The Acolyte Episode 5 Review: Stunning Battles, Shallow Characters

Photo: Lucasfilm
Photo: Lucasfilm

After a slow episode 4, The Acolyte turns the volume all the way up on lightsaber battles with an episode that is worth every minute of screen time and then some. Featuring perhaps the best lightsaber choreography in Star Wars history, here the action takes priority over plot and character development.

Episode 5 (“Night”) picks up right where we left off, seconds before a battle between the Jedi Knights and the acolyte’s mysterious Master, clad in dark armor that’s a mix between that of Darth Vader and Kylo Ren. The battle begins with the Master tearing through several seemingly faceless Jedi, each of whom I’m sure each have their own dense backstories. Even amidst the spectacular all-versus-one action, the lack of intimacy we feel with these unknown Jedi left me feeling like an opportunity had been missed for us to feel more. As each Jedi fell, I would have loved for for their deaths to feel more impactful. All it would’ve taken was a simple meal scene like the goop dinner in the first Matrix movie in which Neo meets the crew of the ship that saved him.

Sprinkled between lightsaber martial arts combos, we have actual story progression. We’re in this fight to see Osha reunite with/arrest her twin sister Mae, both played by Amandla Stenberg. Amidst the battle, the Jedi tell Osha to get to safety, escorted by injured Jedi Knight Yord. Meanwhile, acolyte Mae attempts to evade her former dark Master unsuccessfully, and she sends a psychic distress signal to Osha. Osha tells Yord they have to go back or everyone will die. Osha gets the bright idea to use her pocket-droid’s flashlight to attract a swarm of umbramoths (giant, lethal moths) that surround them in the trees to use against the dark Master, and she and Yord run back to battle.
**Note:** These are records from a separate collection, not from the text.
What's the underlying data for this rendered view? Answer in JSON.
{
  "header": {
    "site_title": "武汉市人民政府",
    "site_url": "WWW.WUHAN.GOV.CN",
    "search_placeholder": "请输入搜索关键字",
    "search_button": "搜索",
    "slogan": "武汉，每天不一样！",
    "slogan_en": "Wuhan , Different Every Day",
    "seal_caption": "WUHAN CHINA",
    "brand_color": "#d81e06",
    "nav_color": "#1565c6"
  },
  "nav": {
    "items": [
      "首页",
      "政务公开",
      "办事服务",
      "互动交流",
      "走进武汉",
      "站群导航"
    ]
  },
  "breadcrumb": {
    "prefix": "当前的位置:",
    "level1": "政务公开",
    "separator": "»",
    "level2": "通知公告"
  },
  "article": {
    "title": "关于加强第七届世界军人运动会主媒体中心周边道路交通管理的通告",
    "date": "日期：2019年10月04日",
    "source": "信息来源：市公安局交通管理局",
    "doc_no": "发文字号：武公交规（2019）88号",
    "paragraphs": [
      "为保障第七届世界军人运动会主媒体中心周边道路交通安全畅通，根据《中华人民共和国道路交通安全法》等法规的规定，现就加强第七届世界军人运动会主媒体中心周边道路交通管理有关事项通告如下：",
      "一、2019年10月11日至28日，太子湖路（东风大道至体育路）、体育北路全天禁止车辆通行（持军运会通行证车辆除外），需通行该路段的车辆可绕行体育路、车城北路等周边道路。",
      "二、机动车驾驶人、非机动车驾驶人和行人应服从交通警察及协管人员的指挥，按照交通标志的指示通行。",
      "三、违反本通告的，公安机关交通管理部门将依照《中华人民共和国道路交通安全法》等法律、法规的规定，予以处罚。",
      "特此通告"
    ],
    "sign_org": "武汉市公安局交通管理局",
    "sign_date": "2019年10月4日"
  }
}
Yord lunges at the dark Master and hits his mask, but that doesn’t stop his adversary from slaying the best Jedi fighter, Padawan Jecki Lon (Dafne María Keen Fernández). Finally, we see the face of the Master. No doubt like many fans, up to this point I’d been wondering who the master is. Is it one of Osha and Mae’s mothers? Is it a former Jedi, perhaps the teacher of Master Sol (Lee Jung-jae)? Nope. It’s Qimir (Manny Jacinto). And now the volume on the episode turns down.

Manny is a great actor who’s performed well in previous episodes, but he feels miscast in this moment. His reveal underwhelms, and the strength and mystery of the character is now gone. We learn of Qimir’s motivation—to be free—and the authenticity of a villain feels lost. This is not Vader. This is just a bad guy.

Photo: Lucasfilm
Photo: Lucasfilm

Again, we feel the missed opportunities for character development, with the lack of time we’ve had to get to know Qimir up to this point sapping this development of its power. Yes, there are fan theories suggesting that morerevelations await, but the narrative we’ve been fed up to this point isn’t potent enough to support this reveal in the here and now. But back to the episode’s highlight: Qimir kills Yord, cementing this scene as having some of the best deaths in any Star Wars battle.

As last Jedi standing Sol fights Qimir, Osha and Mae have gone through their back-and-forth of stun gunning (Osha shot Mae, but she woke up), and Osha sacrifices her droid (that we should care more about, but don’t) by sticking it on Qimir’s back. He’s attacked by the umbramoths and flown into the trees above. Mae awakens to stun-gun Sol, and she has a moment alone with Osha. Mae gives Osha a speech about how the Jedi brainwashed her and how they both need to believe in their sisterly bond. Mae hugs Osha, but Osha puts Mae in an arm lock. Then she delivers some dialogue about doing what she came to do: arrest her sister for murdering Jedi and burning their homeland.

One of my pet peeves is arm locking and dialogue, followed by reversing an arm lock and delivering more dialogue, which happens in this scene. Another example of the series being riddled with unnecessary tropes that take away from its built-in uniqueness. Mae ends up knocking Osha out cold, then lightsabers her hair and swaps clothing to impersonate her sister. This leads to Mae leaving the planet with the awakened Sol, and Osha being discovered by Qimir, who has defeated the swarm of umbramoths. Hopefully this leads to the truth being revealed behind what the Jedi did to destroy Mae and Osha’s home.

The Acolyte’s fifth episode is the most exciting yet in terms of pacing and action. However, it also highlights how more focus on character development would allow us to understand how these individuals interact with the world and would convey emotional weight when characters die or return, or droid friends are lost. We don’t get enough intimate time with these characters for them to feel real, and I hope this changes with future episodes.

For the latest news, Facebook, Twitter and Instagram.